WHAT IS EXPECTED | List all lines of the data containing the word "Organization".

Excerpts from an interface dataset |
----

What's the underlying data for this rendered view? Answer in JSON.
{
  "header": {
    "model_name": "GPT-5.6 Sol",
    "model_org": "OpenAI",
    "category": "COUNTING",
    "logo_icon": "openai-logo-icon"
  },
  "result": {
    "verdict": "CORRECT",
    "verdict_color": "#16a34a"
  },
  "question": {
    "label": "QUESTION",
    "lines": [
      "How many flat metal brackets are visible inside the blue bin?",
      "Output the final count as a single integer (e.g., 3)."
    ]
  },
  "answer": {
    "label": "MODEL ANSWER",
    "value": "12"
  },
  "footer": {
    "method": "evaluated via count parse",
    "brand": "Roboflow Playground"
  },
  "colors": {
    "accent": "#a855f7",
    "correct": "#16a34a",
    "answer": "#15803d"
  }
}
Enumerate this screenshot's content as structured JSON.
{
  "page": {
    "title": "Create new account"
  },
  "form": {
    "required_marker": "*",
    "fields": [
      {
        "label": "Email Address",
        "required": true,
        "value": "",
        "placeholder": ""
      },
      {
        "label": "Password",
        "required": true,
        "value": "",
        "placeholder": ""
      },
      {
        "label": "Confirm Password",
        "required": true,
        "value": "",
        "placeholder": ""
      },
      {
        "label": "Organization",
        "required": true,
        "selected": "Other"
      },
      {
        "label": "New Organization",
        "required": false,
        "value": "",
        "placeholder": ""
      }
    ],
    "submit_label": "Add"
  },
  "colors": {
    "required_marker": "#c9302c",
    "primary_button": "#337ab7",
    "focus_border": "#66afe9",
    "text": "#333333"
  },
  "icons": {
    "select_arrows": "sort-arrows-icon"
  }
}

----

TASK ANSWER |
        "label": "Organization",
        "label": "New Organization",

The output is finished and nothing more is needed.